What: Shares of Pengrowth Energy (NYSE:PGH) slumped by double digits in November after the company reported a weak third quarter.
So what: For the quarter, Pengrowth Energy reported a loss of $0.61 per share, which was a whopping $0.55 per share worse than analysts were expecting. That said, the bulk of the loss was due to a non-cash impairment charge the company took thanks to to weak oil and gas prices.
On the brighter side, the company was able to grow its funds from operations by 8% quarter over quarter to $120.6 million, or $0.22 per share. That increase was largely due to higher heavy oil volumes from the company's Lindbergh assets as well as from commodity prices hedges.
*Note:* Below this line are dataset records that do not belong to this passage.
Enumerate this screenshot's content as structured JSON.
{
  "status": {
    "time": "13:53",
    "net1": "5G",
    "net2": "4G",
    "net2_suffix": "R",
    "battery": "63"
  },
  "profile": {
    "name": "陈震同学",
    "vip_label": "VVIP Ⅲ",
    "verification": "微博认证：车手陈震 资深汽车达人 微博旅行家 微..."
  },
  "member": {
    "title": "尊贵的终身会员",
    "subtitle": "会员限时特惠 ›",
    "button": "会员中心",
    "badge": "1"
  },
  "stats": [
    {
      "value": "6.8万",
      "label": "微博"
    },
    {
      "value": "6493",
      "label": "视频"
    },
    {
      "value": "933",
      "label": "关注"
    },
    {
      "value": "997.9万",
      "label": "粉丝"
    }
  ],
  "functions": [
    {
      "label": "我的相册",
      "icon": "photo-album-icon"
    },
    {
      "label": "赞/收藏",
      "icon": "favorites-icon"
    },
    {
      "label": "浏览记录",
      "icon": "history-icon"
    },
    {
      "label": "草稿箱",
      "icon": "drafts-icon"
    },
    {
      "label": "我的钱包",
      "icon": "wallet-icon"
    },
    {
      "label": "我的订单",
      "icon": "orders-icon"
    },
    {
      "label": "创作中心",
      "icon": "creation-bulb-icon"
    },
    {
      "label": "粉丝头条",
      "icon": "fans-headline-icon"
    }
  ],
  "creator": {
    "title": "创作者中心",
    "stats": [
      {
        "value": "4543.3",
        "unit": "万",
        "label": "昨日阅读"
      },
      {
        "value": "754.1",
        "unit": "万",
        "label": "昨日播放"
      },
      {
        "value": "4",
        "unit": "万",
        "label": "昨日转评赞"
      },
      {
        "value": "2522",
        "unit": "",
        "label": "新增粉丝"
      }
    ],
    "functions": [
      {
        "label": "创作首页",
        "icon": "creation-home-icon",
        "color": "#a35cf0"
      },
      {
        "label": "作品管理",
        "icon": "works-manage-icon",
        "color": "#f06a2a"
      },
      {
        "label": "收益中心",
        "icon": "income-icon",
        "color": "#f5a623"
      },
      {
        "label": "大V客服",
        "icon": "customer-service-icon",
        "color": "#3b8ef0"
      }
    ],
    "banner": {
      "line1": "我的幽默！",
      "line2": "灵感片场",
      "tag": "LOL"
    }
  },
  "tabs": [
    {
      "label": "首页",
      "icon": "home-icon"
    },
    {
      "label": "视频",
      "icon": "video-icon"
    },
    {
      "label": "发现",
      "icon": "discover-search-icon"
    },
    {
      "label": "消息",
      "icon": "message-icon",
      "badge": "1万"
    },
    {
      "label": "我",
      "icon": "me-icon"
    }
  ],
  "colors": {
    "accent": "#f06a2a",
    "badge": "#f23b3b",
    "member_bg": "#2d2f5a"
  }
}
The concern for Pengrowth, which is same one many of its peers have, is that the company's balance sheet is still weighed down with a lot of debt. It's an issue the company is addressing via asset sales, with it setting a goal to sell $600 million in non-core assets this year. This is a path that several of its peers are taking, with Penn West Petroleum (NYSE:PWE) also relying heavily on asset sales to right its ship. Both companies have made solid progress, with Pengrowth already halfway toward its goal and clear line-of-sight to exceed it by year-end. Meanwhile, Penn West Petroleum just recently unloaded roughly $400 million in assets, which -- when combined with other sales -- have enabled the company to reduce its net debt by more than a third since the start of 2013. That said, Penn West's sales netted it a double-digit multiple of normalized net income, while Pengrowth fetched a mere mid-single-digit multiple for one of its recent sales. In other words, Penn West's asset sales are moving the needle a bit more than those of Pengrowth.
Now what: Despite solid cash flow generation, and progress on reducing its debt, Pengrowth investors remain very concerned about the company's ability to survive the downturn. That uncertainty really weighed on the stock last month, and likely won't be lifted until both oil prices and its balance sheet shows meaningful improvement.
Matt DiLallo has no position in any stocks mentioned. The Motley Fool has no position in any of the stocks mentioned. Try any of our Foolish newsletter services free for 30 days. We Fools may not all hold the same opinions, but we all believe that considering a diverse range of insights makes us better investors. The Motley Fool has a disclosure policy.